“Please,” she begged. “I cannot hide here while he fights to protect us all. If anything should happen to him…”
“And what about you, Arialla?” the shaman asked her. “Loracaz needs you to stay hidden so he can finish this battle without worrying about you.”
“I cannot explain it, Mearrk’hal. I need to be out there… I need to witness what happens.”
The shaman looked to Sir Tamlin, then Tikaj, and finally to Vincent. Each of them wondered what to do, whether to force her to stay hidden, or to leave the safety of the basement with her in order to respect her wishes.
“She needs this,” Vincent told Mearrk’hal. “She’ll never forgive us if we make her stay here and something happens to Loracaz.”
Mearrk’hal nodded, then looked to the dragoons.
“Normally… for her safety, I would never allow this. Tonight, however…” Tikaj paused and let out a heavy sigh.
“We can all sense it, can’t we?” Tamlin noted. “Something terrible is going to come out of all of this. Very well; the four of us should be enough to protect her.”
“That settles it, then,” Mearrk’hal said. He stood up, helping Arialla to her feet as well. “Stay close to us, Arialla. I cannot bear seeing you hurt along with everyone else.”
Together, they took the torches and walked back up the short hallway, Sir Tikaj opening the trapdoor, then going up the narrow stairs onto the main floor of the tower. Outside, the rain was coming down harder than ever, but Arialla didn’t give it a second thought before passing through the doors and out into the garden.
In that darkness, hours past midnight, all she could see was the light of the magic being used far up in the parapets of the palace. The golden-green light of Zeah shone against a massive black-scaled body, and lightning sparked protectively around a blue dragon.
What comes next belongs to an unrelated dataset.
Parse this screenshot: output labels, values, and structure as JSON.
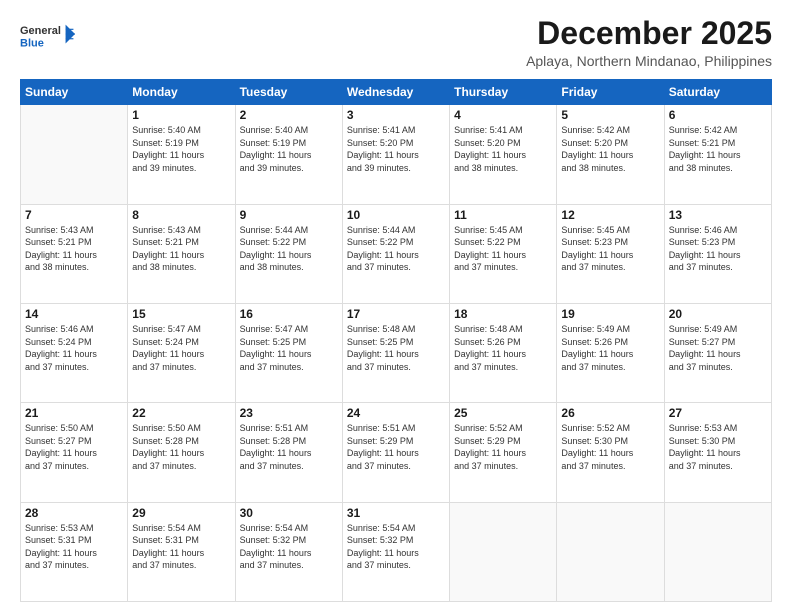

Loracaz was by far the brightest part of that sky, but at that distance, he seemed so small and fragile.